The Tracy City Council voted on Tuesday to oppose the UC/Lawrence Livermore National Laboratory proposal to build a level-4 biowarfare laboratory at Site 300, a nearby bomb-testing site owned by the Department of Energy and managed by UC/Lawrence Livermore.
At the same meeting, the council voted to support trebling the amount of explosives that can be used on Site 300.
Both votes were 3-1.
Site 300 is outside the Tracy city limits.
Presumably, the two votes make sense in Tracy.
Council votes against proposed bio-lab...John Upton

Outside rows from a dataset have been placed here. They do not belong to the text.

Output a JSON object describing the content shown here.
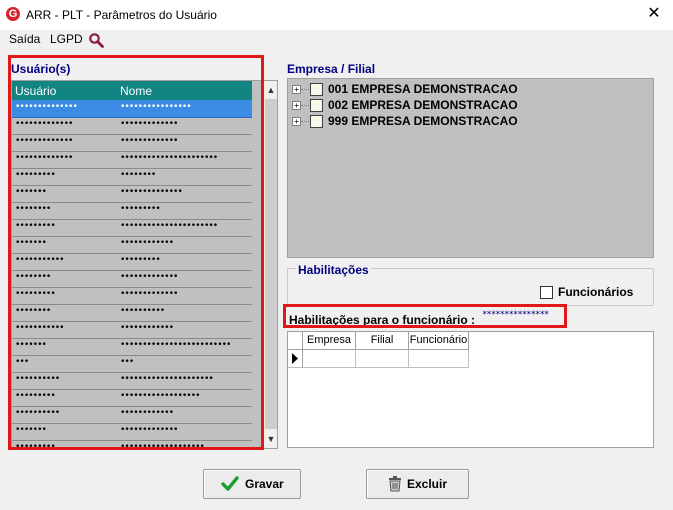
{
  "window": {
    "title": "ARR - PLT - Parâmetros do Usuário",
    "close_glyph": "✕",
    "app_icon_letter": "G"
  },
  "menu": {
    "items": [
      "Saída",
      "LGPD"
    ]
  },
  "users": {
    "title": "Usuário(s)",
    "columns": [
      "Usuário",
      "Nome"
    ],
    "rows": [
      [
        "••••••••••••••",
        "••••••••••••••••"
      ],
      [
        "•••••••••••••",
        "•••••••••••••"
      ],
      [
        "•••••••••••••",
        "•••••••••••••"
      ],
      [
        "•••••••••••••",
        "••••••••••••••••••••••"
      ],
      [
        "•••••••••",
        "••••••••"
      ],
      [
        "•••••••",
        "••••••••••••••"
      ],
      [
        "••••••••",
        "•••••••••"
      ],
      [
        "•••••••••",
        "••••••••••••••••••••••"
      ],
      [
        "•••••••",
        "••••••••••••"
      ],
      [
        "•••••••••••",
        "•••••••••"
      ],
      [
        "••••••••",
        "•••••••••••••"
      ],
      [
        "•••••••••",
        "•••••••••••••"
      ],
      [
        "••••••••",
        "••••••••••"
      ],
      [
        "•••••••••••",
        "••••••••••••"
      ],
      [
        "•••••••",
        "•••••••••••••••••••••••••"
      ],
      [
        "•••",
        "•••"
      ],
      [
        "••••••••••",
        "•••••••••••••••••••••"
      ],
      [
        "•••••••••",
        "••••••••••••••••••"
      ],
      [
        "••••••••••",
        "••••••••••••"
      ],
      [
        "•••••••",
        "•••••••••••••"
      ],
      [
        "•••••••••",
        "•••••••••••••••••••"
      ]
    ],
    "selected_index": 0
  },
  "tree": {
    "title": "Empresa / Filial",
    "items": [
      "001 EMPRESA DEMONSTRACAO",
      "002 EMPRESA DEMONSTRACAO",
      "999 EMPRESA DEMONSTRACAO"
    ],
    "expander_glyph": "+"
  },
  "habilitacoes": {
    "title": "Habilitações",
    "checkbox_label": "Funcionários",
    "funcionario_label": "Habilitações para o funcionário :",
    "funcionario_value": "***************",
    "columns": [
      "Empresa",
      "Filial",
      "Funcionário"
    ]
  },
  "buttons": {
    "save": "Gravar",
    "delete": "Excluir"
  },
  "colors": {
    "grid_header": "#128482",
    "selection": "#3c8ce6",
    "highlight": "#e01818",
    "title_blue": "#000080"
  }
}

Councilwoman Irene Sundberg, Councilwoman Evelyn Tolbert and Councilman Steve Abercombie voted Tuesday night to oppose a proposal by Lawrence Livermore National Laboratory to build the bio-lab at Site 300 in the hills southwest of Tracy, even though the council has no jurisdiction over the site. Acting Mayor Suzanne Tucker voted against opposing the lab... University of California Vice Provost for Research Lawrence Coleman asked Tracy City Council to not take a position on the bio-lab until the Department of Homeland Security provides more information later this year. The University of California operates Lawrence Livermore for the Department of Energy. Sundberg criticized Lawrence Livermore for taking too long to clean Site 300 contaminants...You’ve got no money to clean it up. And now you want to put more stuff in my backyard. Activist Bob Sarvey played an audio tape from a Nov. 15 public forum on the bio-lab, in which Lawrence Livermore spokeswoman Susan Houghton acknowledged that human errors could occur at the bio-lab and that homeowners might need to warn potential homebuyers about the facility. Stockton resident Mike Robinson, president of the San Joaquin County Farm Bureau, and Livermore resident Darrel Sweet, a past president of the California Cattleman’s Association, said the agricultural industry supports building the bio-lab at Site 300 in part because it would help speed up detection of exotic diseases in California’s agricultural stock.

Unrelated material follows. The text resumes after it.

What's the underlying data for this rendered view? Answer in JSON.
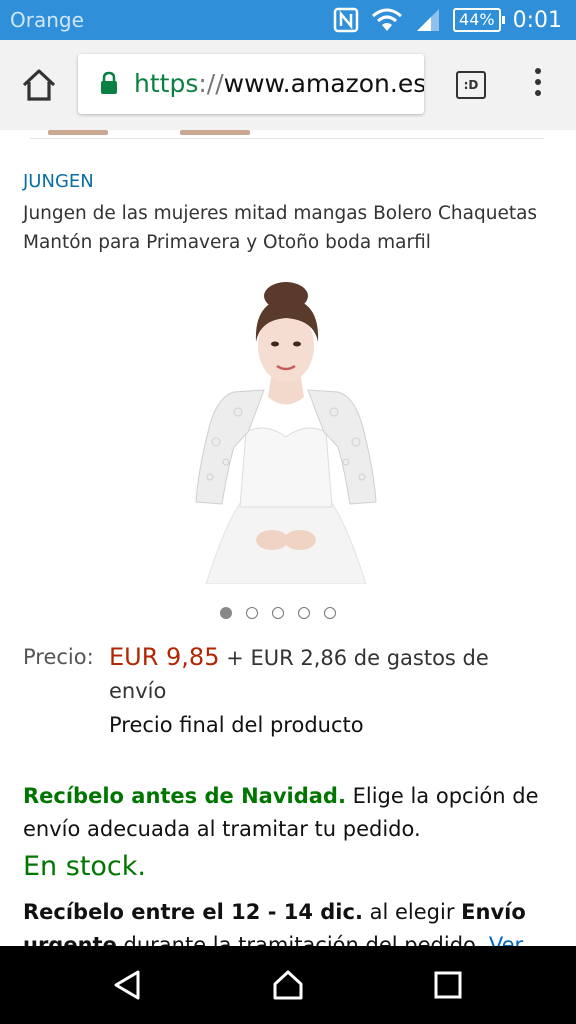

Tracy votes down controversial bio lab...Jake Armstrong
The Tracy City Council voted late Tuesday night to oppose the University of California's bid to locate a federal laboratory that would research incurable diseases on a high-explosives test range southwest of the city...called the National Bio- and Agro-Defense Facility. In a twist of irony, moments later, the council by the same margin voted to support an increase in the amount of explosives used in tests on the range known as Site 300, a 7,000-acre parcel owned by the U.S. Department of Energy and operated by Lawrence Livermore National Laboratory. Air pollution regulators in December gave Lawrence Livermore National Laboratory approval to more than triple the amount of explosives it uses in its outdoor tests at Site 300. The San Joaquin Valley Air Pollution Control Hearing Board was set Wednesday to hear an appeal of the permit, which allows the laboratory to use 350 pounds of explosives a day and up to 8,000 pounds a year. However, the board voted to continue the hearing to next month in order to handle a request for public documents. Tracy council does not have jurisdiction over Site 300, which is just outside city limits, the city's opposition to the bio lab will be put into a letter to U.S. Department of Homeland Security officials who are evaluating more than a dozen proposals from universities and laboratories seeking to win the facility. The lab would also research incurable pathogens in an area of the strictest containment level, or Bio-Safety Level 4. Other factors that will influence the final decision are a local work force with experience running high-level bio-safety labs and access to multiple forms of transportation from the site, Kelly said. The 18 contenders for the bio lab face a Feb. 16 deadline to submit more information on their proposals to DHS, which plans to visit the sites and make final recommendations sometime from March to May. Environmental impact studies on a short list of sites will begin in July, with a finalist being named in October 2008. Construction is scheduled to begin in 2010, and the bio lab is expected to be up and running as early as 2013.